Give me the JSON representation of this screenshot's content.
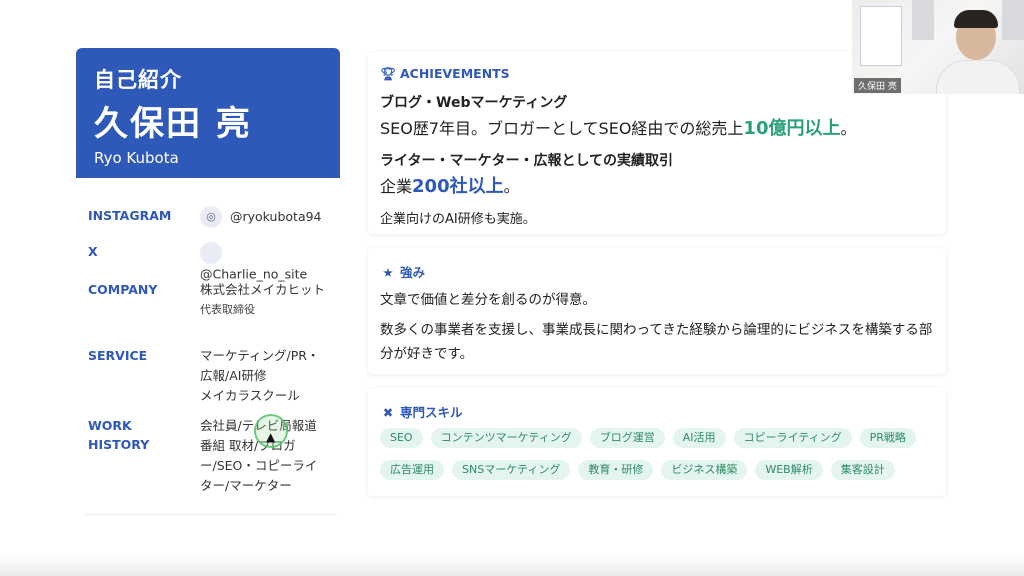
{
  "profile": {
    "label": "自己紹介",
    "name": "久保田 亮",
    "name_roman": "Ryo Kubota"
  },
  "info": {
    "instagram_key": "INSTAGRAM",
    "instagram_val": "@ryokubota94",
    "x_key": "X",
    "x_val": "@Charlie_no_site",
    "company_key": "COMPANY",
    "company_val": "株式会社メイカヒット",
    "company_role": "代表取締役",
    "service_key": "SERVICE",
    "service_l1": "マーケティング/PR・",
    "service_l2": "広報/AI研修",
    "service_l3": "メイカラスクール",
    "work_key_1": "WORK",
    "work_key_2": "HISTORY",
    "work_l1": "会社員/テレビ局報道",
    "work_l2": "番組 取材/ブロガ",
    "work_l3": "ー/SEO・コピーライ",
    "work_l4": "ター/マーケター"
  },
  "achievements": {
    "title": "ACHIEVEMENTS",
    "h1": "ブログ・Webマーケティング",
    "t1_pre": "SEO歴7年目。ブロガーとしてSEO経由での総売上",
    "t1_hl": "10億円以上",
    "t1_post": "。",
    "h2": "ライター・マーケター・広報としての実績取引",
    "t2_pre": "企業",
    "t2_hl": "200社以上",
    "t2_post": "。",
    "t3": "企業向けのAI研修も実施。"
  },
  "strengths": {
    "title": "強み",
    "s1": "文章で価値と差分を創るのが得意。",
    "s2": "数多くの事業者を支援し、事業成長に関わってきた経験から論理的にビジネスを構築する部分が好きです。"
  },
  "skills": {
    "title": "専門スキル",
    "chips": [
      "SEO",
      "コンテンツマーケティング",
      "ブログ運営",
      "AI活用",
      "コピーライティング",
      "PR戦略",
      "広告運用",
      "SNSマーケティング",
      "教育・研修",
      "ビジネス構築",
      "WEB解析",
      "集客設計"
    ]
  },
  "video": {
    "participant_name": "久保田 亮"
  },
  "colors": {
    "accent_blue": "#2f59b8",
    "accent_green": "#2aa07a",
    "chip_bg": "#e4f5ef"
  }
}
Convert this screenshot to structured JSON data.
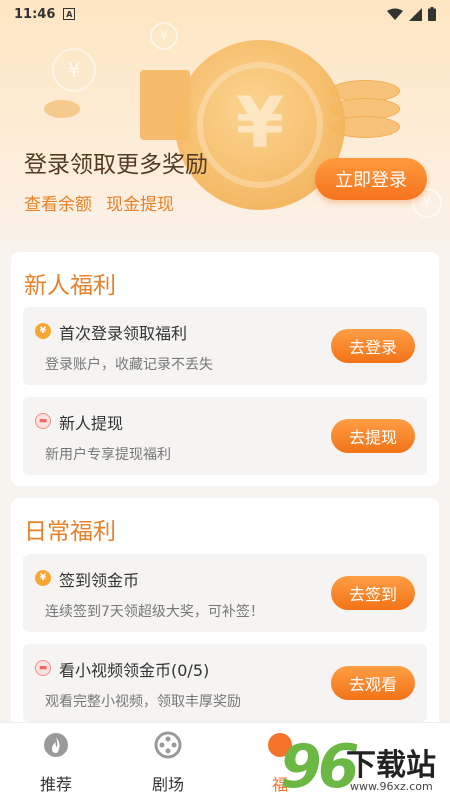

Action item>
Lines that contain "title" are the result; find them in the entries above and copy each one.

Task answer>
    "title": "ACHIEVEMENTS",
    "title": "強み",
    "title": "専門スキル",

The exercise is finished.